What’s more exciting, a cross-country skier trudging across the terrain or a downhill racer risking life and limb at 90 miles per hour? Of course it’s the latter, and that’s why we watch.
Even in professional sports like tennis where physical injuries rarely occur, it takes guts to compete with millions watching and everything on the line, not to mention the drama of two athletes competing head to head to win.
No risk, no reward. It’s the same in business. And let me tell you something, folks. Just because you call yourself an entrepreneur, doesn’t make you a bigger risk-taker than a company employee.
Take the CEO of a public company, for example. It was just as risky for Tim Cook to get up on stage and bet big on the Apple Watch as it was for Steve Jobs to go up against Big Blue with Apple’s groundbreaking “1984” Super Bowl ad 30 years earlier.
That was not the first time Cook took a flying leap. In 1994, he gave up a 12-year career at IBM to become an executive at computer distributor Intelligent Electronics. When the company unraveled, he joined Compaq, the world’s largest PC maker, but left after just six months to help Jobs turn around struggling Apple.
In 2013, Cook decided to risk a third of his compensation on Apple’s performance versus the rest of the S&P 500 over an eight-year period. Make no mistake, there’s no upside and no small print. He simply chose to lead by example and forfeit what amounts to more than $100 million if the company under performs.
The following year, Cook, who grew up in a working class family in the south, became the first Fortune 500 CEO to publicly come out as gay. The man has guts, I can tell you that. That willingness to put his own butt on the line and hold himself accountable is why he now runs the most valuable technology company on Earth.
There are very few Tim Cook’s in the world; far fewer than you probably realize.
The vast majority of people follow the path of least resistance and lowest risk. That’s precisely why so few take big chances, accomplish great things and make the big bucks. That’s as true today as it ever was, but you’d never know it from the way we represent ourselves online.
If you believe our profiles, we’re all entrepreneurs, leaders, CEOs, investors, best-selling authors, award-winning speakers, experts, gurus — the absolute greatest thing since Bill Johnson shocked the world by becoming the first American male to win a gold medal in alpine skiing at the 1984 Winter Olympics.
But here’s the thing. You don’t get to decide how successful you are. The market alone makes that determination. No matter what label you decide to bestow upon yourself, until you take some serious risks and the market decides you’re as valuable as you think you are, you haven’t proven a thing and the rewards won’t follow.
I know a lot of you think of yourselves as entrepreneurs when, in reality, you’re just self-employed or solopreneurs, as it were.

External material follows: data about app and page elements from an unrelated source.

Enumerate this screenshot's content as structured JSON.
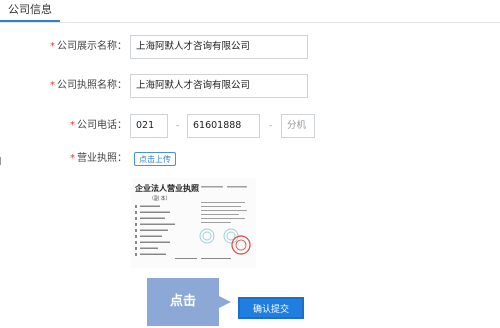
{
  "tabs": {
    "active": "公司信息"
  },
  "form": {
    "display_name": {
      "required": "*",
      "label": "公司展示名称：",
      "value": "上海阿默人才咨询有限公司"
    },
    "legal_name": {
      "required": "*",
      "label": "公司执照名称：",
      "value": "上海阿默人才咨询有限公司"
    },
    "phone": {
      "required": "*",
      "label": "公司电话：",
      "area_code": "021",
      "number": "61601888",
      "ext_placeholder": "分机",
      "separator": "-"
    },
    "license": {
      "required": "*",
      "label": "营业执照：",
      "upload_label": "点击上传"
    }
  },
  "license_image": {
    "title": "企业法人营业执照",
    "subtitle": "（副 本）"
  },
  "callout": {
    "text": "点击"
  },
  "actions": {
    "confirm_label": "确认提交"
  },
  "colors": {
    "accent": "#1f7fe0",
    "callout": "#8ba8d6",
    "required": "#e03a2f"
  }
}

Not only is that not the same thing, it’s not even in the same ballpark. And if you dream of making it big someday, or at least becoming financially secure, I’m afraid you’re in for a rude awakening and I’ll tell you why.
You’re simply not putting enough on the line to expect that kind of return.
You could argue that opting to go it alone instead of working a full-time job is taking a risk, and maybe that’s true. But I suspect it’s just as likely that you’ve chosen a lifestyle with the perceived benefits of being your own boss, ruling your own destiny and having the flexibility to do what you want, when you want.
If that’s the case, you’ve actually chosen the past of least resistance and, in practical terms, that’s more or less the same thing as low risk. That’s all well and good, but I wouldn’t expect anyone to throw you a parade and bestow riches upon you. The tradeoff between risk and reward is very clear about that.
Look at it this way. The day you call yourself an entrepreneur, a leader, a CEO, an expert, whatever, is the day you give yourself a label, and that’s all it is. It’s the day you call yourself a downhill racer before putting on your first pair of skis.
Cook may never have founded a company, but that doesn’t make him any less of a risk-taker than those who do. Even though you work for someone else, if you put yourself out there, take big chances, and hold yourself accountable to be the best at what you do, the risk-reward tradeoff will go your way.
The irony is, a lot of people who work for others are far bigger risk-takers than those who think of themselves as entrepreneurs. And they’re also far more likely to reap the rewards.
By Steve Tobak